Truth be told, the A110 feels softer-riding at both ends than you expect it to be. Just as promised, the firm has delivered a car with a sufficiently low centre of gravity that it clearly doesn’t depend on particularly firm or short suspension springing for grip or handling response. Although it feels as direct and naturally agile on turn-in as just about anything on the larger side of a Caterham Seven, it’s also quite supple over bumps and at low speeds. Damper control isn’t as close or ultimately as sophisticated as, say, an adaptively damped Cayman’s is and body control isn’t as flat, either. But both are brilliantly honest telltales of how much grip and composure this car has left on any great stretch of B-road; and, from such a simple and effective driver’s car, you’ll want for little more.

Alpine’s decision to go with electromechanical power steering, when rivals make unassisted racks work, would have been a contentious one.
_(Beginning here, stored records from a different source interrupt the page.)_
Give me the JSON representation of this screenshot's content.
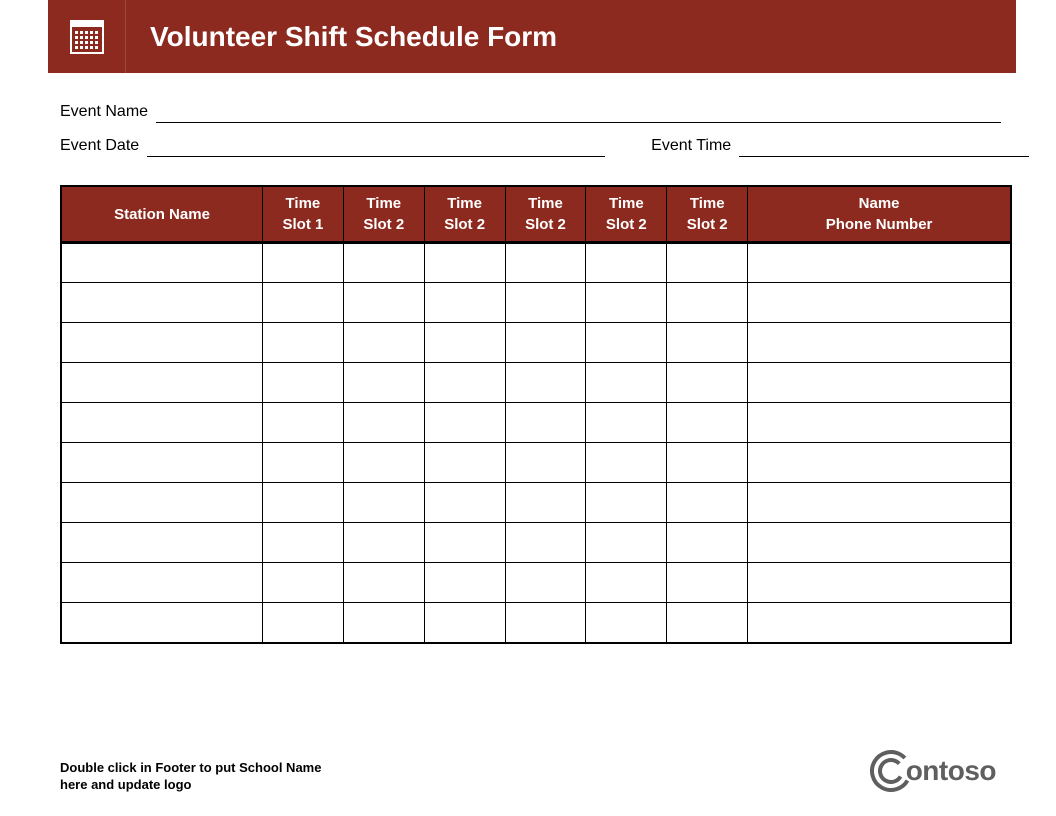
{
  "header": {
    "title": "Volunteer Shift Schedule Form"
  },
  "fields": {
    "event_name_label": "Event Name",
    "event_name_value": "",
    "event_date_label": "Event Date",
    "event_date_value": "",
    "event_time_label": "Event Time",
    "event_time_value": ""
  },
  "table": {
    "headers": {
      "station": "Station Name",
      "slot1_line1": "Time",
      "slot1_line2": "Slot 1",
      "slot2_line1": "Time",
      "slot2_line2": "Slot 2",
      "slot3_line1": "Time",
      "slot3_line2": "Slot 2",
      "slot4_line1": "Time",
      "slot4_line2": "Slot 2",
      "slot5_line1": "Time",
      "slot5_line2": "Slot 2",
      "slot6_line1": "Time",
      "slot6_line2": "Slot 2",
      "name_line1": "Name",
      "name_line2": "Phone Number"
    },
    "row_count": 10
  },
  "footer": {
    "note_line1": "Double click in Footer to put School Name",
    "note_line2": "here and update logo",
    "logo_text": "ontoso"
  },
  "colors": {
    "brand": "#8d2a1f",
    "logo": "#5f5f5f"
  }
}
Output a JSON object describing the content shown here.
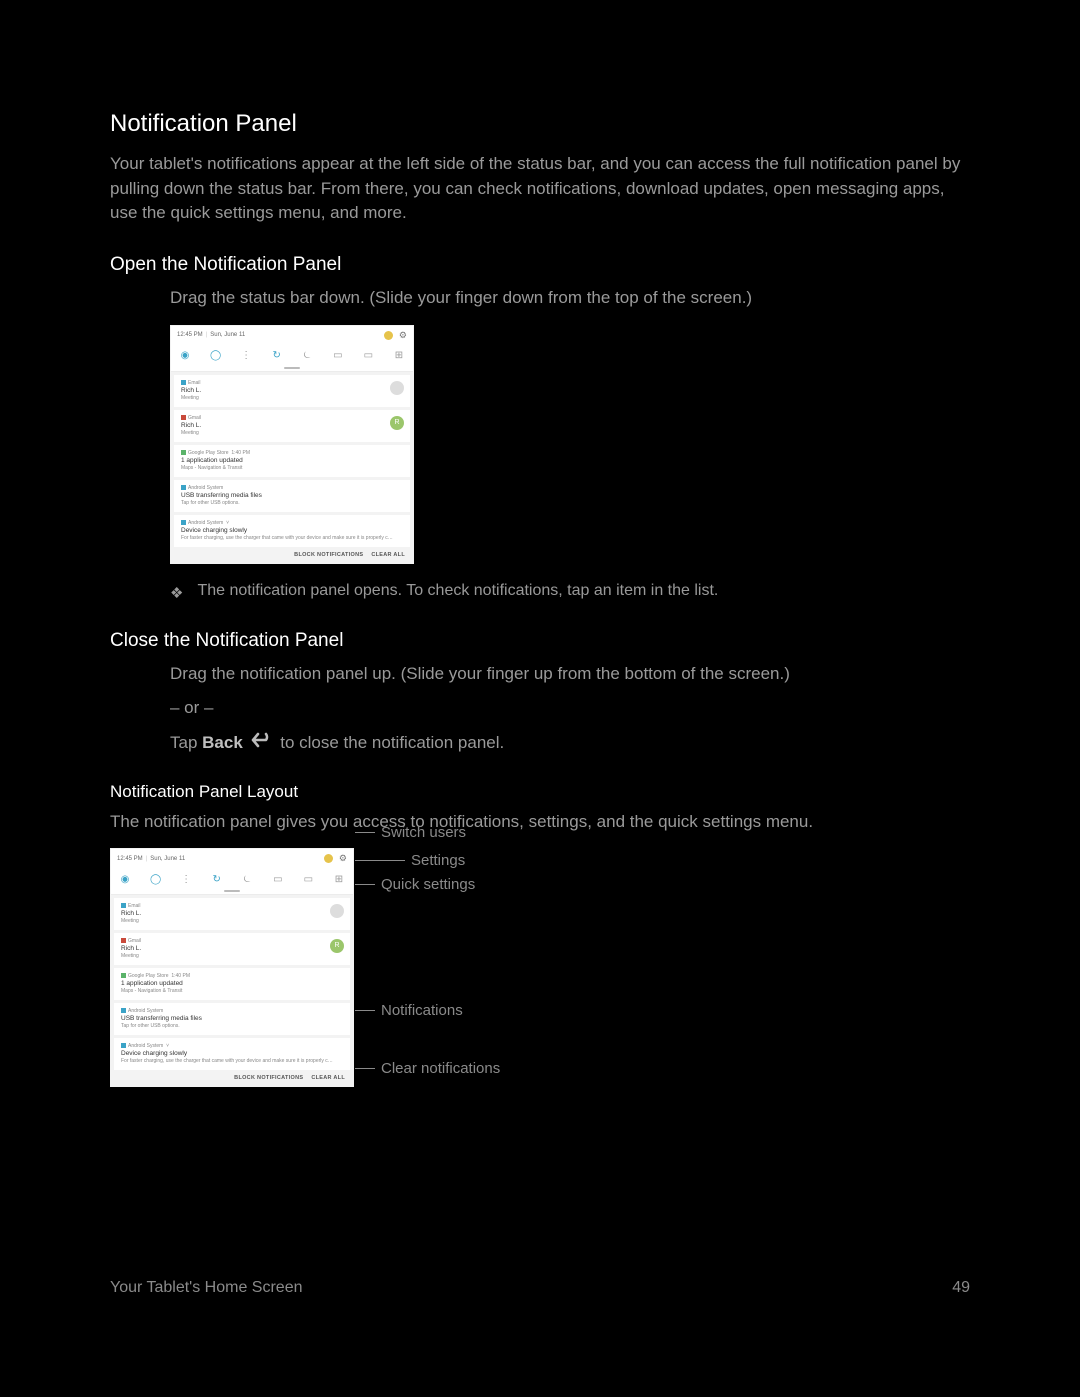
{
  "headings": {
    "main": "Notification Panel",
    "open": "Open the Notification Panel",
    "close": "Close the Notification Panel",
    "layout": "Notification Panel Layout"
  },
  "para": {
    "intro": "Your tablet's notifications appear at the left side of the status bar, and you can access the full notification panel by pulling down the status bar. From there, you can check notifications, download updates, open messaging apps, use the quick settings menu, and more.",
    "drag_down": "Drag the status bar down. (Slide your finger down from the top of the screen.)",
    "opens": "The notification panel opens. To check notifications, tap an item in the list.",
    "drag_up": "Drag the notification panel up. (Slide your finger up from the bottom of the screen.)",
    "or": "– or –",
    "tap": "Tap ",
    "back_word": "Back",
    "to_close": " to close the notification panel.",
    "layout": "The notification panel gives you access to notifications, settings, and the quick settings menu."
  },
  "footer": {
    "left": "Your Tablet's Home Screen",
    "right": "49"
  },
  "panel": {
    "time": "12:45 PM",
    "date": "Sun, June 11",
    "notifs": [
      {
        "app": "Email",
        "title": "Rich L.",
        "body": "Meeting",
        "avatar": "grey",
        "icon": "#3ba3c7"
      },
      {
        "app": "Gmail",
        "title": "Rich L.",
        "body": "Meeting",
        "avatar": "green",
        "avatar_letter": "R",
        "icon": "#c94a3b"
      },
      {
        "app": "Google Play Store",
        "time": "1:40 PM",
        "title": "1 application updated",
        "body": "Maps - Navigation & Transit",
        "icon": "#5bb36a"
      },
      {
        "app": "Android System",
        "title": "USB transferring media files",
        "body": "Tap for other USB options.",
        "icon": "#3ba3c7"
      },
      {
        "app": "Android System",
        "chevron": true,
        "title": "Device charging slowly",
        "body": "For faster charging, use the charger that came with your device and make sure it is properly c…",
        "icon": "#3ba3c7"
      }
    ],
    "actions": {
      "block": "BLOCK NOTIFICATIONS",
      "clear": "CLEAR ALL"
    }
  },
  "callouts": {
    "switch": "Switch users",
    "settings": "Settings",
    "quick": "Quick settings",
    "notifs": "Notifications",
    "clear": "Clear notifications"
  }
}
At times, the car’s steering rim does seem the merest bit too light and doesn’t have the vivid contact-patch feel you’d like at low speeds, although it weights up well as you go faster.

But in order to make the A110’s steering work at the gearing Alpine clearly wanted (just 2.2 turns lock to lock) and through a wheel that’s fairly small in diameter, you can’t help but conclude that power assistance was the right compromise. With the possible exception of variable gearing that quickens a little bit too aggressively at the extremes of the rack’s travel, so much about the way this car steers is outstandingly good: its pace, weight, positivity and ability to filter out a bit of bump steer, when needed. Moreover, compared with the unassisted rack of a 4C, you’d choose this every time.

It isn’t backwards at coming forwards to engage its driver



Our limited-run A110 Première Edition test vehicle came with a price of £51,805, making it only £48 less expensive than a standard 718 Cayman S. That sum buys you features such as 18in Otto Fuchs alloy wheels shod in Michelin Pilot Sport 4 tyres, rear parking sensors, a lightweight Focal sound system and a 7.0in touchscreen infotainment system that includes sat-nav and Bluetooth connectivity, and lightweight Sabelt fixed bucket seats. However, as all 1955 examples of this launch model have already been sold, prospective customers will have to wait for the less expensive – although as yet unpriced – A110 Pure and Légende to arrive on stream before they can secure a car. And they should expect demand for them to stay hot for some time.

Understandably, the A110’s fuel economy will vary depending on how enthusiastically it is driven. During performance testing, we recorded 17.9mpg, and on an extended 70mph touring trip, the car returned a very respectable 45.6mpg. Our total test average of 28.5mpg, accounting for the Alpine’s 45-litre fuel tank, means you can expect a real-world range of at least 282 miles between fills – and quite possibly one beginning with a four when you drive conservatively.

From a depreciation standpoint, our experts predict the top-flight Alpine will retain 55% of its value after 36 months of ownership and 36,000 miles. By comparison, a Cayman S should hold on to 60% over the same time period.